## What is required
Look through the lines below and extract any with the word "value".

Page and application data records
*****
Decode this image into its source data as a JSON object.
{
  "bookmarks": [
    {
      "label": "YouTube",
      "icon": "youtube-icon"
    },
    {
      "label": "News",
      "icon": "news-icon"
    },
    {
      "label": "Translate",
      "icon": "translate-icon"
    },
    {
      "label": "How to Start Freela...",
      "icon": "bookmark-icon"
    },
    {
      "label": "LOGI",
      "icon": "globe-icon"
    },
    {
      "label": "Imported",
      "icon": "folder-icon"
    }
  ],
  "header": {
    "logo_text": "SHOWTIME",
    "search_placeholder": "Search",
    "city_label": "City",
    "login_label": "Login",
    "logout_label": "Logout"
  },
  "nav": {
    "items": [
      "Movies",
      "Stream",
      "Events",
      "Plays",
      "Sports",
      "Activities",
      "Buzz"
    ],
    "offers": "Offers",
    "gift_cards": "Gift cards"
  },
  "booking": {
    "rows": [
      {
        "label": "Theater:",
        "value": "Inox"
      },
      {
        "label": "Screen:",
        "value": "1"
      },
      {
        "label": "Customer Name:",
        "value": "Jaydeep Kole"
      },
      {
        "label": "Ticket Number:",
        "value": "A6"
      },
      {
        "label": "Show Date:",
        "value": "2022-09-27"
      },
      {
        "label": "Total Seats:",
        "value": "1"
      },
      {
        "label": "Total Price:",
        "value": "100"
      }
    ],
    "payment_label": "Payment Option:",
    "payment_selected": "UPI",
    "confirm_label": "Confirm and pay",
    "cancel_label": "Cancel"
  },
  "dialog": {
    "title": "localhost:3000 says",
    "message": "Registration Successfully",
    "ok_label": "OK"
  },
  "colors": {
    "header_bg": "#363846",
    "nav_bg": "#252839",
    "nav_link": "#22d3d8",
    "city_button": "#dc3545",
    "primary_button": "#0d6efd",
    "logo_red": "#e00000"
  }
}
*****
## Result for this exercise
        "value": "Inox"
        "value": "1"
        "value": "Jaydeep Kole"
        "value": "A6"
        "value": "2022-09-27"
        "value": "1"
        "value": "100"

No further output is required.